Depending on the symptoms, you’ll need to take a different approach. For example, if you have blow-by problems, the pistons will need to be removed to inspect the rings visually. To do so, you’ll need to disassemble the oil pan and the connecting rod caps to allow the pistons to be taken out. Depending on your vehicle, the piston will need removing from the bottom by removing the whole front cover and crankshaft or the top of the engine by removing the engine head. Once you have the pistons in hand, inspect the rings and the ring seats, and replace the faulty parts accordingly.
Inspecting The Oil Pump

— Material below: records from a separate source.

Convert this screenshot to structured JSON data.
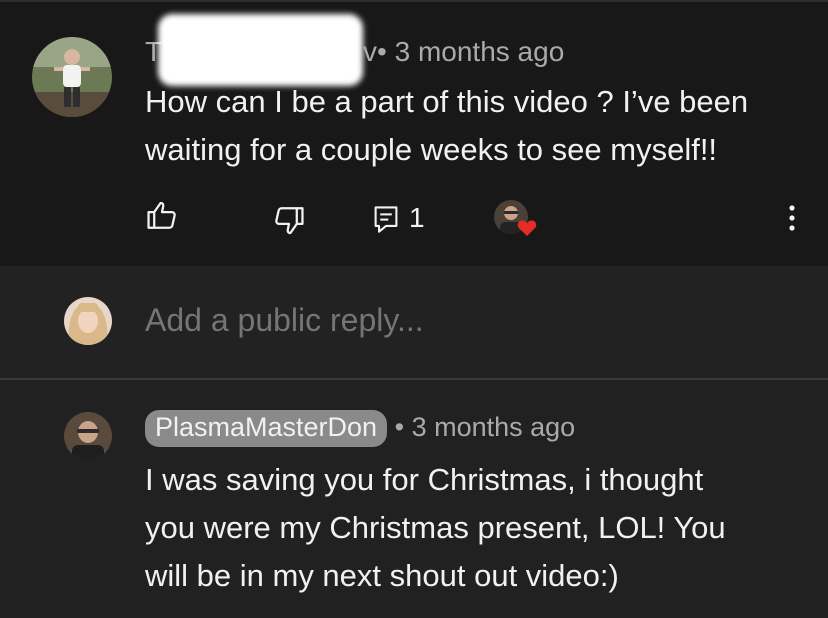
{
  "top_comment": {
    "author_visible_fragment_start": "T",
    "author_visible_fragment_end": "v",
    "separator": "•",
    "time": "3 months ago",
    "text_lines": [
      "How can I be a part of this video ? I’ve been",
      "waiting for a couple weeks to see myself!!"
    ],
    "reply_count": "1",
    "icons": {
      "like": "thumbs-up-icon",
      "dislike": "thumbs-down-icon",
      "reply": "reply-icon",
      "heart": "creator-heart-icon",
      "more": "more-vertical-icon"
    },
    "heart_color": "#e52d27"
  },
  "reply_box": {
    "placeholder": "Add a public reply..."
  },
  "reply_comment": {
    "author": "PlasmaMasterDon",
    "separator": "•",
    "time": "3 months ago",
    "text_lines": [
      "I was saving you for Christmas, i thought",
      "you were my Christmas present, LOL! You",
      "will be in my next shout out video:)"
    ]
  }
}
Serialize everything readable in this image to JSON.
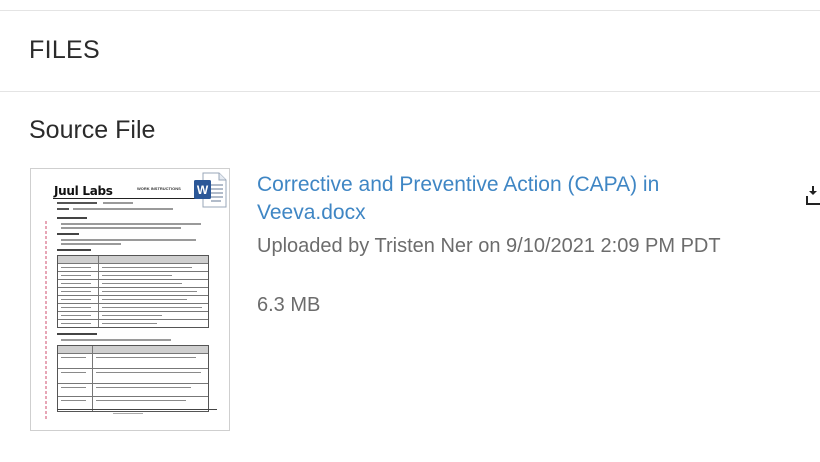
{
  "section": {
    "title": "FILES"
  },
  "source": {
    "title": "Source File",
    "file_name": "Corrective and Preventive Action (CAPA) in Veeva.docx",
    "uploaded_text": "Uploaded by Tristen Ner on 9/10/2021 2:09 PM PDT",
    "size": "6.3 MB",
    "file_type_icon": "word-document-icon",
    "thumbnail": {
      "logo": "Juul Labs",
      "header": "WORK INSTRUCTIONS"
    }
  },
  "colors": {
    "link": "#3f86c4",
    "meta_text": "#6c6c6c",
    "word_blue": "#2b5797"
  }
}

If your car doesn’t seem to suffer from a crankcase pressure leakage problem, you’ll have to inspect the oil pump instead. Start by removing the timing cover and all of the timing components to remove the oil pump. Once you have it in hand, inspect the relief valve, and make sure it moves freely. Remove the pump body cover and visually inspect the drive and driven rotors for damage. Using a feeler gauge, measure the clearance between both rotors and make sure it’s according to specs.
In the unlikely event that the oil pump also seems to be in good working condition, the engine will need disassembling, and the lubrication system will need overhauling completely. Something may be lodged into an oil passage, reducing the flow and making the oil pressure rise.
Lubrication systems are absolutely more complicated to troubleshoot than most other systems simply because of where the main components are located. That’s why being able to accurately pinpoint where the problem comes from based only on the symptoms can save you a lot of time and money. On the other hand, playing with the lubrication system without the proper knowledge and skill set can also do more harm than good. If you aren’t sure if you are qualified enough to perform the more complicated tasks on this list, it never hurts to try to locate the source of the symptoms and collect as much information as you can about the problem. Being able to adequately describe what’s wrong with your car to your mechanic will ensure your trip to the repair shop cost you as little as possible.